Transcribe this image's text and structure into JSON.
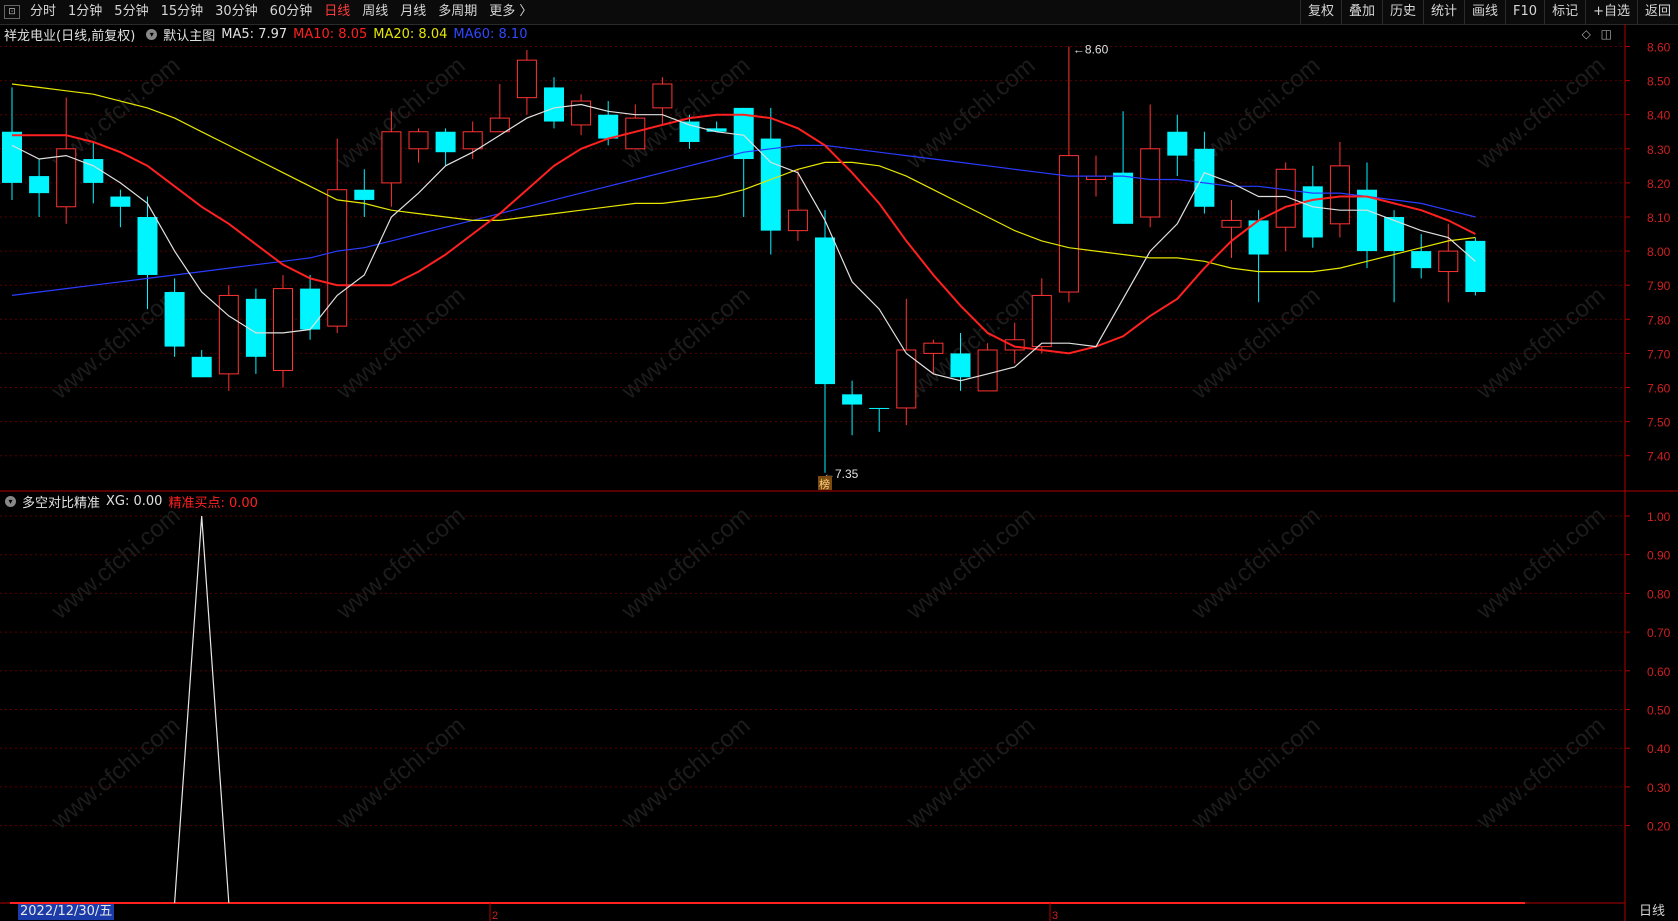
{
  "toolbar": {
    "periods": [
      "分时",
      "1分钟",
      "5分钟",
      "15分钟",
      "30分钟",
      "60分钟",
      "日线",
      "周线",
      "月线",
      "多周期",
      "更多 〉"
    ],
    "active_period": "日线",
    "right_buttons": [
      "复权",
      "叠加",
      "历史",
      "统计",
      "画线",
      "F10",
      "标记",
      "+自选",
      "返回"
    ]
  },
  "main_legend": {
    "stock": "祥龙电业(日线,前复权)",
    "template": "默认主图",
    "ma5": "MA5: 7.97",
    "ma10": "MA10: 8.05",
    "ma20": "MA20: 8.04",
    "ma60": "MA60: 8.10"
  },
  "sub_legend": {
    "name": "多空对比精准",
    "xg": "XG: 0.00",
    "buy": "精准买点: 0.00"
  },
  "annotations": {
    "high": "8.60",
    "low": "7.35",
    "badge": "榜"
  },
  "footer": {
    "date": "2022/12/30/五",
    "period_tag": "日线",
    "month_marks": [
      "2",
      "3"
    ]
  },
  "watermark": "www.cfchi.com",
  "colors": {
    "up": "#ff3333",
    "down": "#00f5ff",
    "ma5": "#e0e0e0",
    "ma10": "#ff2020",
    "ma20": "#e6e600",
    "ma60": "#2a3cff"
  },
  "chart_data": [
    {
      "type": "candlestick",
      "title": "祥龙电业(日线,前复权)",
      "ylim": [
        7.35,
        8.65
      ],
      "yticks": [
        "8.60",
        "8.50",
        "8.40",
        "8.30",
        "8.20",
        "8.10",
        "8.00",
        "7.90",
        "7.80",
        "7.70",
        "7.60",
        "7.50",
        "7.40"
      ],
      "candles": [
        {
          "o": 8.35,
          "c": 8.2,
          "h": 8.48,
          "l": 8.15
        },
        {
          "o": 8.22,
          "c": 8.17,
          "h": 8.27,
          "l": 8.1
        },
        {
          "o": 8.13,
          "c": 8.3,
          "h": 8.45,
          "l": 8.08
        },
        {
          "o": 8.27,
          "c": 8.2,
          "h": 8.32,
          "l": 8.14
        },
        {
          "o": 8.16,
          "c": 8.13,
          "h": 8.18,
          "l": 8.07
        },
        {
          "o": 8.1,
          "c": 7.93,
          "h": 8.16,
          "l": 7.83
        },
        {
          "o": 7.88,
          "c": 7.72,
          "h": 7.92,
          "l": 7.69
        },
        {
          "o": 7.69,
          "c": 7.63,
          "h": 7.71,
          "l": 7.63
        },
        {
          "o": 7.64,
          "c": 7.87,
          "h": 7.9,
          "l": 7.59
        },
        {
          "o": 7.86,
          "c": 7.69,
          "h": 7.89,
          "l": 7.64
        },
        {
          "o": 7.65,
          "c": 7.89,
          "h": 7.93,
          "l": 7.6
        },
        {
          "o": 7.89,
          "c": 7.77,
          "h": 7.93,
          "l": 7.74
        },
        {
          "o": 7.78,
          "c": 8.18,
          "h": 8.33,
          "l": 7.76
        },
        {
          "o": 8.18,
          "c": 8.15,
          "h": 8.24,
          "l": 8.1
        },
        {
          "o": 8.2,
          "c": 8.35,
          "h": 8.41,
          "l": 8.13
        },
        {
          "o": 8.3,
          "c": 8.35,
          "h": 8.36,
          "l": 8.26
        },
        {
          "o": 8.35,
          "c": 8.29,
          "h": 8.36,
          "l": 8.25
        },
        {
          "o": 8.3,
          "c": 8.35,
          "h": 8.38,
          "l": 8.27
        },
        {
          "o": 8.35,
          "c": 8.39,
          "h": 8.49,
          "l": 8.35
        },
        {
          "o": 8.45,
          "c": 8.56,
          "h": 8.59,
          "l": 8.4
        },
        {
          "o": 8.48,
          "c": 8.38,
          "h": 8.51,
          "l": 8.36
        },
        {
          "o": 8.37,
          "c": 8.44,
          "h": 8.46,
          "l": 8.34
        },
        {
          "o": 8.4,
          "c": 8.33,
          "h": 8.44,
          "l": 8.31
        },
        {
          "o": 8.3,
          "c": 8.39,
          "h": 8.43,
          "l": 8.3
        },
        {
          "o": 8.42,
          "c": 8.49,
          "h": 8.51,
          "l": 8.37
        },
        {
          "o": 8.38,
          "c": 8.32,
          "h": 8.4,
          "l": 8.3
        },
        {
          "o": 8.36,
          "c": 8.35,
          "h": 8.38,
          "l": 8.35
        },
        {
          "o": 8.42,
          "c": 8.27,
          "h": 8.42,
          "l": 8.1
        },
        {
          "o": 8.33,
          "c": 8.06,
          "h": 8.42,
          "l": 7.99
        },
        {
          "o": 8.06,
          "c": 8.12,
          "h": 8.24,
          "l": 8.03
        },
        {
          "o": 8.04,
          "c": 7.61,
          "h": 8.12,
          "l": 7.35
        },
        {
          "o": 7.58,
          "c": 7.55,
          "h": 7.62,
          "l": 7.46
        },
        {
          "o": 7.54,
          "c": 7.54,
          "h": 7.54,
          "l": 7.47
        },
        {
          "o": 7.54,
          "c": 7.71,
          "h": 7.86,
          "l": 7.49
        },
        {
          "o": 7.7,
          "c": 7.73,
          "h": 7.74,
          "l": 7.64
        },
        {
          "o": 7.7,
          "c": 7.63,
          "h": 7.76,
          "l": 7.59
        },
        {
          "o": 7.59,
          "c": 7.71,
          "h": 7.73,
          "l": 7.59
        },
        {
          "o": 7.71,
          "c": 7.74,
          "h": 7.79,
          "l": 7.67
        },
        {
          "o": 7.72,
          "c": 7.87,
          "h": 7.92,
          "l": 7.7
        },
        {
          "o": 7.88,
          "c": 8.28,
          "h": 8.6,
          "l": 7.85
        },
        {
          "o": 8.21,
          "c": 8.22,
          "h": 8.28,
          "l": 8.16
        },
        {
          "o": 8.23,
          "c": 8.08,
          "h": 8.41,
          "l": 8.08
        },
        {
          "o": 8.1,
          "c": 8.3,
          "h": 8.43,
          "l": 8.07
        },
        {
          "o": 8.35,
          "c": 8.28,
          "h": 8.4,
          "l": 8.22
        },
        {
          "o": 8.3,
          "c": 8.13,
          "h": 8.35,
          "l": 8.11
        },
        {
          "o": 8.07,
          "c": 8.09,
          "h": 8.15,
          "l": 7.98
        },
        {
          "o": 8.09,
          "c": 7.99,
          "h": 8.12,
          "l": 7.85
        },
        {
          "o": 8.07,
          "c": 8.24,
          "h": 8.26,
          "l": 8.0
        },
        {
          "o": 8.19,
          "c": 8.04,
          "h": 8.25,
          "l": 8.01
        },
        {
          "o": 8.08,
          "c": 8.25,
          "h": 8.32,
          "l": 8.04
        },
        {
          "o": 8.18,
          "c": 8.0,
          "h": 8.26,
          "l": 7.95
        },
        {
          "o": 8.1,
          "c": 8.0,
          "h": 8.12,
          "l": 7.85
        },
        {
          "o": 8.0,
          "c": 7.95,
          "h": 8.05,
          "l": 7.92
        },
        {
          "o": 7.94,
          "c": 8.0,
          "h": 8.08,
          "l": 7.85
        },
        {
          "o": 8.03,
          "c": 7.88,
          "h": 8.04,
          "l": 7.87
        }
      ],
      "ma5": [
        8.31,
        8.27,
        8.28,
        8.25,
        8.2,
        8.14,
        8.0,
        7.88,
        7.81,
        7.76,
        7.76,
        7.77,
        7.87,
        7.93,
        8.1,
        8.17,
        8.25,
        8.29,
        8.34,
        8.39,
        8.42,
        8.43,
        8.41,
        8.4,
        8.4,
        8.37,
        8.35,
        8.34,
        8.26,
        8.23,
        8.09,
        7.91,
        7.83,
        7.7,
        7.64,
        7.62,
        7.64,
        7.66,
        7.73,
        7.73,
        7.72,
        7.86,
        8.0,
        8.08,
        8.23,
        8.2,
        8.16,
        8.16,
        8.13,
        8.12,
        8.12,
        8.09,
        8.06,
        8.04,
        7.97
      ],
      "ma10": [
        8.34,
        8.34,
        8.34,
        8.32,
        8.29,
        8.25,
        8.19,
        8.13,
        8.08,
        8.02,
        7.96,
        7.92,
        7.9,
        7.9,
        7.9,
        7.94,
        7.99,
        8.05,
        8.11,
        8.18,
        8.25,
        8.3,
        8.33,
        8.35,
        8.37,
        8.39,
        8.4,
        8.4,
        8.39,
        8.36,
        8.31,
        8.23,
        8.14,
        8.03,
        7.93,
        7.84,
        7.76,
        7.72,
        7.71,
        7.7,
        7.72,
        7.75,
        7.81,
        7.86,
        7.95,
        8.03,
        8.09,
        8.13,
        8.15,
        8.16,
        8.16,
        8.14,
        8.12,
        8.09,
        8.05
      ],
      "ma20": [
        8.49,
        8.48,
        8.47,
        8.46,
        8.44,
        8.42,
        8.39,
        8.35,
        8.31,
        8.27,
        8.23,
        8.19,
        8.15,
        8.14,
        8.12,
        8.11,
        8.1,
        8.09,
        8.09,
        8.1,
        8.11,
        8.12,
        8.13,
        8.14,
        8.14,
        8.15,
        8.16,
        8.18,
        8.21,
        8.24,
        8.26,
        8.26,
        8.25,
        8.22,
        8.18,
        8.14,
        8.1,
        8.06,
        8.03,
        8.01,
        8.0,
        7.99,
        7.98,
        7.98,
        7.97,
        7.95,
        7.94,
        7.94,
        7.94,
        7.95,
        7.97,
        7.99,
        8.01,
        8.03,
        8.04
      ],
      "ma60": [
        7.87,
        7.88,
        7.89,
        7.9,
        7.91,
        7.92,
        7.93,
        7.94,
        7.95,
        7.96,
        7.97,
        7.98,
        8.0,
        8.01,
        8.03,
        8.05,
        8.07,
        8.09,
        8.11,
        8.13,
        8.15,
        8.17,
        8.19,
        8.21,
        8.23,
        8.25,
        8.27,
        8.29,
        8.3,
        8.31,
        8.31,
        8.3,
        8.29,
        8.28,
        8.27,
        8.26,
        8.25,
        8.24,
        8.23,
        8.22,
        8.22,
        8.22,
        8.21,
        8.21,
        8.2,
        8.19,
        8.19,
        8.18,
        8.17,
        8.17,
        8.16,
        8.15,
        8.14,
        8.12,
        8.1
      ]
    },
    {
      "type": "line",
      "title": "多空对比精准",
      "ylim": [
        0,
        1
      ],
      "yticks": [
        "1.00",
        "0.90",
        "0.80",
        "0.70",
        "0.60",
        "0.50",
        "0.40",
        "0.30",
        "0.20"
      ],
      "x_index": [
        6,
        7,
        8
      ],
      "values": [
        0,
        1,
        0
      ]
    }
  ]
}
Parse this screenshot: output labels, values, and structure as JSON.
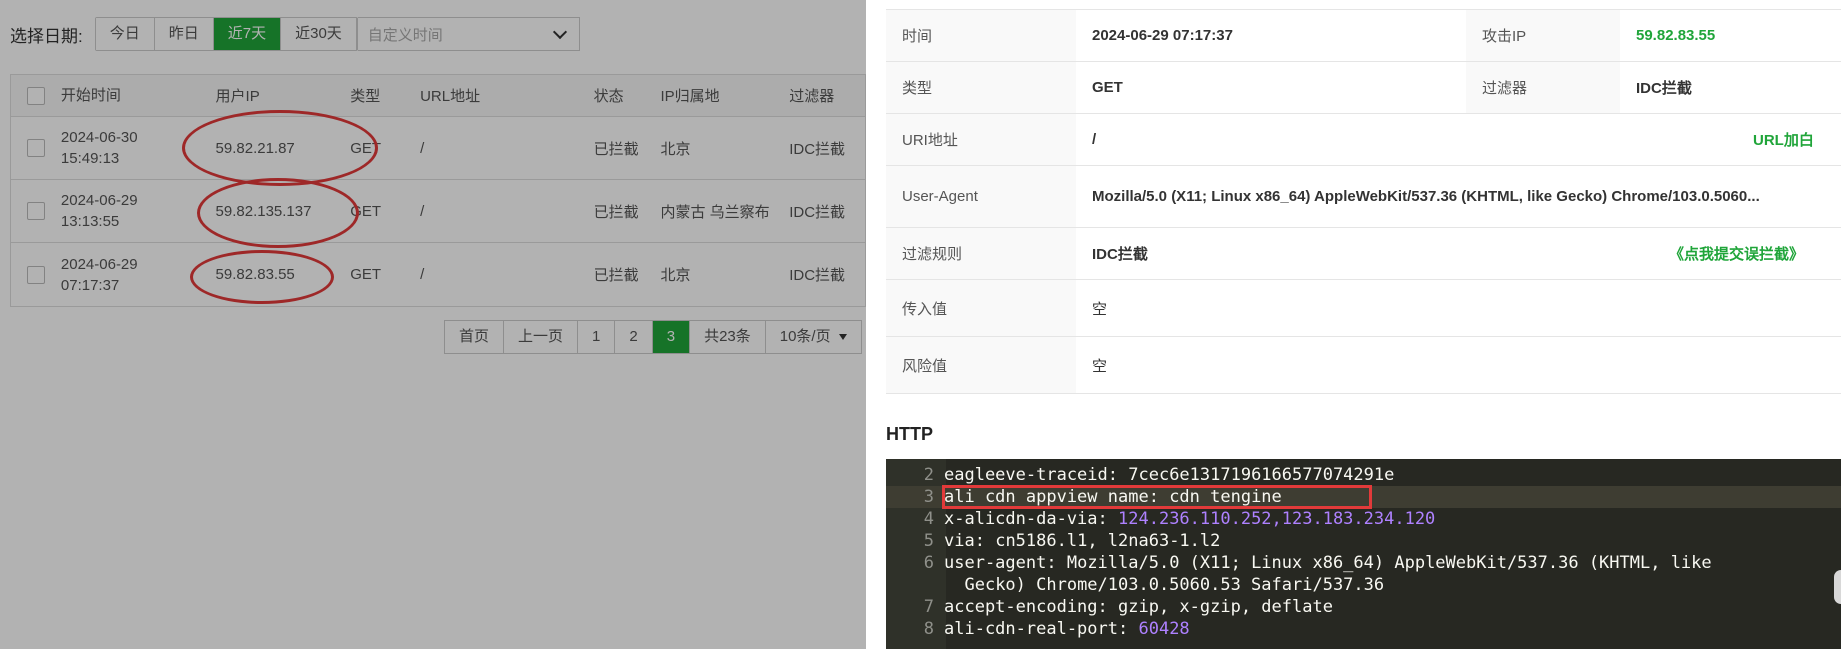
{
  "filter": {
    "label": "选择日期:",
    "options": [
      "今日",
      "昨日",
      "近7天",
      "近30天"
    ],
    "active_index": 2,
    "custom_placeholder": "自定义时间"
  },
  "table": {
    "headers": [
      "开始时间",
      "用户IP",
      "类型",
      "URL地址",
      "状态",
      "IP归属地",
      "过滤器"
    ],
    "rows": [
      {
        "date": "2024-06-30",
        "time": "15:49:13",
        "ip": "59.82.21.87",
        "type": "GET",
        "url": "/",
        "status": "已拦截",
        "region": "北京",
        "filter": "IDC拦截"
      },
      {
        "date": "2024-06-29",
        "time": "13:13:55",
        "ip": "59.82.135.137",
        "type": "GET",
        "url": "/",
        "status": "已拦截",
        "region": "内蒙古 乌兰察布",
        "filter": "IDC拦截"
      },
      {
        "date": "2024-06-29",
        "time": "07:17:37",
        "ip": "59.82.83.55",
        "type": "GET",
        "url": "/",
        "status": "已拦截",
        "region": "北京",
        "filter": "IDC拦截"
      }
    ]
  },
  "pagination": {
    "first": "首页",
    "prev": "上一页",
    "pages": [
      "1",
      "2",
      "3"
    ],
    "current": "3",
    "total": "共23条",
    "per_page": "10条/页"
  },
  "detail": {
    "time_label": "时间",
    "time_value": "2024-06-29 07:17:37",
    "attack_ip_label": "攻击IP",
    "attack_ip_value": "59.82.83.55",
    "type_label": "类型",
    "type_value": "GET",
    "filter_label": "过滤器",
    "filter_value": "IDC拦截",
    "uri_label": "URI地址",
    "uri_value": "/",
    "url_whitelist": "URL加白",
    "ua_label": "User-Agent",
    "ua_value": "Mozilla/5.0 (X11; Linux x86_64) AppleWebKit/537.36 (KHTML, like Gecko) Chrome/103.0.5060...",
    "rule_label": "过滤规则",
    "rule_value": "IDC拦截",
    "report_link": "《点我提交误拦截》",
    "input_label": "传入值",
    "input_value": "空",
    "risk_label": "风险值",
    "risk_value": "空"
  },
  "http": {
    "title": "HTTP",
    "lines": [
      {
        "n": "2",
        "key": "eagleeve-traceid",
        "val": "7cec6e1317196166577074291e"
      },
      {
        "n": "3",
        "key": "ali cdn appview name",
        "val": "cdn tengine"
      },
      {
        "n": "4",
        "key": "x-alicdn-da-via",
        "val": "124.236.110.252,123.183.234.120"
      },
      {
        "n": "5",
        "key": "via",
        "val": "cn5186.l1, l2na63-1.l2"
      },
      {
        "n": "6",
        "key": "user-agent",
        "val": "Mozilla/5.0 (X11; Linux x86_64) AppleWebKit/537.36 (KHTML, like"
      },
      {
        "n": "",
        "key": "",
        "val": "Gecko) Chrome/103.0.5060.53 Safari/537.36"
      },
      {
        "n": "7",
        "key": "accept-encoding",
        "val": "gzip, x-gzip, deflate"
      },
      {
        "n": "8",
        "key": "ali-cdn-real-port",
        "val": "60428"
      }
    ]
  }
}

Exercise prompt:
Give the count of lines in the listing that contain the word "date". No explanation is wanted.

Response area:
4